Nurses working on the frontline of COVID-19 response are prone and exposed to hazards that put them at risk of infection. This may include exposure to pathogens, fatigue from working long hours, psychological distress, occupational burnout, social stigma and physical and psychological violence.
The chairman of the Indonesian Nurses Association (PPNI), Harif Fadhillah, said nurses in some hospitals had also begun to report fears of losing their jobs as private hospitals moved to furlough them or reduce the length of their shifts due a loss of revenue from the viral outbreak.
“We try to advocate for these kinds of cases to [...] to the Manpower Ministry. Hospitals can’t act so arbitrarily,” he said.
Harif also urged the government to review plans to ease restrictions in the midst of an uptick in COVID-19 cases.
“We saw some of the highest increases in confirmed cases in the country these past few days, which means we have more cases each day,” he said recently. “The more cases we have, it is the medical workers that must work even harder.”
Two peas in a pod: Nurse Syahrul Rahmadi (left) poses with his late wife, Ninuk, in this photo from their personal collection. In March, Ninuk was the first nurse to die in Indonesia of COVID-19, after treating patients at the Cipto Mangunkusumo Hospital in Jakarta. (Courtesy of/Syahrul Rahmadi)
Meanwhile, it has been two months since Syahrul Rahmadi, 36, lost Ninuk, his wife and the mother of his two children, to COVID-19. The 37-year-old was the first nurse to die of the disease in Indonesia, having worked at Jakarta’s Cipto Mangunkusumo Hospital (RSCM).
Neither Syahrul nor Ary have received compensation from the government.
“We heard that they would help us but so far I’ve only received help from activists and organizations,” Syahrul said.
“We have a WhatsApp [...] support group for the families of nurses who passed away while tending to COVID-19 patients. There are around 15 families in that group chat and none of us have received help from the government.”
Much like Ary’s case, Syahrul was also asked to shelter at home when his company found out that his late wife suffered from the disease. It was initially promised that he would be able to return to work in May but had yet to be contacted by his employer.
President Joko “Jokowi” Widodo recently said the government would provide Rp 15 million (US$886.79) in incentives to medical specialists, Rp 10 million to physicians and dentists, Rp 7.5 million to nurses and Rp 5 million to other medical staffers, as well as a total of Rp 300 million in compensation in the case of a death.

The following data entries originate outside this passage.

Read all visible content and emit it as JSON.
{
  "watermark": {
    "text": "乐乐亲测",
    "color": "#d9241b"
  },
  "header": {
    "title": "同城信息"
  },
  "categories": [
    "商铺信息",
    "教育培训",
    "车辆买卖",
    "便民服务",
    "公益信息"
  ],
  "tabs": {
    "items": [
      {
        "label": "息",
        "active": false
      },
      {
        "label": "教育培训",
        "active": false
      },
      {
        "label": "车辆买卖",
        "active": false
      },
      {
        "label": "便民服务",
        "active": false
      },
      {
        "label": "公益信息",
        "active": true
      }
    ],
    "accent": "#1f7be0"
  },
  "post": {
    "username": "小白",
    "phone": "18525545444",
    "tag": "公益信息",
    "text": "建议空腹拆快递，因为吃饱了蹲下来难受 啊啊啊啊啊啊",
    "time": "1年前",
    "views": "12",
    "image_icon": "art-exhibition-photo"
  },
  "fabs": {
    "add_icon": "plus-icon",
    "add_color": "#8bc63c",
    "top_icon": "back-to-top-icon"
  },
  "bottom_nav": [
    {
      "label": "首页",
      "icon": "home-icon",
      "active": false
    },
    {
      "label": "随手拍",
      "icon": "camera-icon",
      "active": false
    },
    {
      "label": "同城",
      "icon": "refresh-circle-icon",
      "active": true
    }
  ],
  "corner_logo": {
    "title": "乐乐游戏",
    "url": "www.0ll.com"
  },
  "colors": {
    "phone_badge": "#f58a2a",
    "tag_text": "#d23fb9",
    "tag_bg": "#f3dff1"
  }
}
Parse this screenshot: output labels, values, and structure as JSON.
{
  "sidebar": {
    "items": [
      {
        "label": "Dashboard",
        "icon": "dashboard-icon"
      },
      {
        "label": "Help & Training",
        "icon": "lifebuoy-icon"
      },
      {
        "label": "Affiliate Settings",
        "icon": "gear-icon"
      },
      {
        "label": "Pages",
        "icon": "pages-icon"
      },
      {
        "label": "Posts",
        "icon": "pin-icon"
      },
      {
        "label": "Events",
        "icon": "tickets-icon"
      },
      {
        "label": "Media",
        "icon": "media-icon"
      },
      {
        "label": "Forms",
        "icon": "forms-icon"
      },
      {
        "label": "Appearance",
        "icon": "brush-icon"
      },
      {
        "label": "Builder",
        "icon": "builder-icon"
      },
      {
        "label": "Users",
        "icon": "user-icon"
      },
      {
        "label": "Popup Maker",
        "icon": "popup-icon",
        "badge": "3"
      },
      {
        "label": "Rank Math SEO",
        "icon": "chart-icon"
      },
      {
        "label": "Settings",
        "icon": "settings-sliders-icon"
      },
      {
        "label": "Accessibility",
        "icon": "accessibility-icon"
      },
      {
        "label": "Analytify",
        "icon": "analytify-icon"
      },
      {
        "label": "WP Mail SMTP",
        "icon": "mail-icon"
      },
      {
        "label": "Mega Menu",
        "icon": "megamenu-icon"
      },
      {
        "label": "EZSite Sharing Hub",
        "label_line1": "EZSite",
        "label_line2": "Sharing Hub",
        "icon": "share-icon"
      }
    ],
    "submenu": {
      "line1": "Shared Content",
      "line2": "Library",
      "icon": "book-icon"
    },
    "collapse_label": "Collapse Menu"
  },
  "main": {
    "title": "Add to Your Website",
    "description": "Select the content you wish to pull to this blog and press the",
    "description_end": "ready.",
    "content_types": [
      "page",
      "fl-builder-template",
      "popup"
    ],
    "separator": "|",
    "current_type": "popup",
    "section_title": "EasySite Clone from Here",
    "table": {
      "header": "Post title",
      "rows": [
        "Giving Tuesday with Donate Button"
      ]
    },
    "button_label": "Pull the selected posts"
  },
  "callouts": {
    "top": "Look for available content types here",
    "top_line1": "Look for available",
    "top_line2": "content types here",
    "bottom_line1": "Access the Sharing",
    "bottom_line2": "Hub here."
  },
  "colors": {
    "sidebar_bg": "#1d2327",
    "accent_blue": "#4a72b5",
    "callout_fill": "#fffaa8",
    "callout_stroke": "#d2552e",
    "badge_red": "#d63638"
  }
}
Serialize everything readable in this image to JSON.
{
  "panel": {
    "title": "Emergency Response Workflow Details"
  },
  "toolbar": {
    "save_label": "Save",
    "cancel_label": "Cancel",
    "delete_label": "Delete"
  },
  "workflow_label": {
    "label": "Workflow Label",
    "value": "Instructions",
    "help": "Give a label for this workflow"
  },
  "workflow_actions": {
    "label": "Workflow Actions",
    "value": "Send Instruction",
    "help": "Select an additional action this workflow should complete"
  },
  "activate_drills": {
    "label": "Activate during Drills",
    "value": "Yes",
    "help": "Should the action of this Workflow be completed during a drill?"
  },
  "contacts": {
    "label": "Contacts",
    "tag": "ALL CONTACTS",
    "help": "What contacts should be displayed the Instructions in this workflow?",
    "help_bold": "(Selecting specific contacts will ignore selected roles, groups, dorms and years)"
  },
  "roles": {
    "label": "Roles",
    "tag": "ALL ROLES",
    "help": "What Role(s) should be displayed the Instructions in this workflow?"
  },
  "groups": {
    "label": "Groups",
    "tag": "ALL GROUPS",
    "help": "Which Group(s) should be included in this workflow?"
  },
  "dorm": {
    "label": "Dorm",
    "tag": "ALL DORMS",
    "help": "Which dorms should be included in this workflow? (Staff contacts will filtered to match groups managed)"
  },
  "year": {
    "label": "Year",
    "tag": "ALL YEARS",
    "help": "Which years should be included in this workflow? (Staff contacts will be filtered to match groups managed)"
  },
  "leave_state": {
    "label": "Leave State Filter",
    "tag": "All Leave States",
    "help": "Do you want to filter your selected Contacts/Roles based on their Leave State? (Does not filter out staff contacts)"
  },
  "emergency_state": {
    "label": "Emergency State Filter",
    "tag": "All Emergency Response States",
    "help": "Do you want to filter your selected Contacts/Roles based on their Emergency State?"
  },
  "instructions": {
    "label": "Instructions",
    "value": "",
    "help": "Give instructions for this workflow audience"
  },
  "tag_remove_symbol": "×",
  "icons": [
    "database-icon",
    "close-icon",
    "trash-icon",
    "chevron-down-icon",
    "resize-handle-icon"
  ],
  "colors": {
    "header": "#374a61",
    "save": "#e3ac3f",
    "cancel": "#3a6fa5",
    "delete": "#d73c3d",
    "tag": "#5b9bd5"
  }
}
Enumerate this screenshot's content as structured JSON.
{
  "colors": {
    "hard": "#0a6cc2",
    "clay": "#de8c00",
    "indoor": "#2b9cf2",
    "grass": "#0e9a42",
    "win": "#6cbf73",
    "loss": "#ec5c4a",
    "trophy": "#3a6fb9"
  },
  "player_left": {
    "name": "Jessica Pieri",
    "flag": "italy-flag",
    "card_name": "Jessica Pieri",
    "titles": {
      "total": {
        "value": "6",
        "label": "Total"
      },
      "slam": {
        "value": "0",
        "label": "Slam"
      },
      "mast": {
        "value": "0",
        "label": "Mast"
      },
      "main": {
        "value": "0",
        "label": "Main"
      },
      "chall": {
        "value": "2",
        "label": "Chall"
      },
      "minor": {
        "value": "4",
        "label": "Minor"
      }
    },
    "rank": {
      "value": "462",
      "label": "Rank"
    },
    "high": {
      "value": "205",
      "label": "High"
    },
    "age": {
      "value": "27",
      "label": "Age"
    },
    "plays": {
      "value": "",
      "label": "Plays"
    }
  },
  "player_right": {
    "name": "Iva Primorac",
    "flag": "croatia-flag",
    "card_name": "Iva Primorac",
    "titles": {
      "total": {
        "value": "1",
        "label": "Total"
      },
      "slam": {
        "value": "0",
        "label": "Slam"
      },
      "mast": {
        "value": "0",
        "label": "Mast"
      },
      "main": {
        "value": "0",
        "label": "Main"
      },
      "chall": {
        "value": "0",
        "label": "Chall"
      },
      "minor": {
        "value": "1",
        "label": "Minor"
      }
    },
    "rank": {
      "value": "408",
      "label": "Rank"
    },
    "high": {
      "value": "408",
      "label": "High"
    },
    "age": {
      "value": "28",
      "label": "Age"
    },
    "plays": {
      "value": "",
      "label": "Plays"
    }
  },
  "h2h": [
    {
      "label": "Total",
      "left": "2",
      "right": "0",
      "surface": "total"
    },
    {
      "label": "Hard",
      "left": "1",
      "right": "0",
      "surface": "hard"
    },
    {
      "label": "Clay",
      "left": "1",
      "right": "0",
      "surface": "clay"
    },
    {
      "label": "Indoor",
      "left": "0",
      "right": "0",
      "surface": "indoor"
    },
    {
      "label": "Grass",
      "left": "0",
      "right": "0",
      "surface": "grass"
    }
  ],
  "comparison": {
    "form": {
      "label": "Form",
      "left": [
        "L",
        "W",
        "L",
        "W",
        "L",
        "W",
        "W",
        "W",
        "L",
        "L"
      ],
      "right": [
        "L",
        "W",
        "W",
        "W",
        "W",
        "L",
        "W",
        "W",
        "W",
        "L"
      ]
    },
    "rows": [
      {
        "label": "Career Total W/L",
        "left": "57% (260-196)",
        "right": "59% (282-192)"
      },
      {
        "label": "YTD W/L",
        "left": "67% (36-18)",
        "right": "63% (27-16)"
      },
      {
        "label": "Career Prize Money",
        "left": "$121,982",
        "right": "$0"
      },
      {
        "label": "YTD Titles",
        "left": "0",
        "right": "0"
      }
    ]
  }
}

The regulation stipulates, however, that the government will provide incentives and compensation only to medical workers who are employed at health facilities that accept referrals of COVID-19 cases. RSCM, where Ninuk worked, was not among those referral hospitals.
Indonesian Medical Association (IDI) spokesperson Halik Malik said the group hoped the government would be more serious in planning sustainable protections for health workers, by using real time data collections from every health facility so that medical equipment was sent to the right people.
“What we want is not compensation over our deaths. We want to be appreciated by affording us proper protection,” Halik said.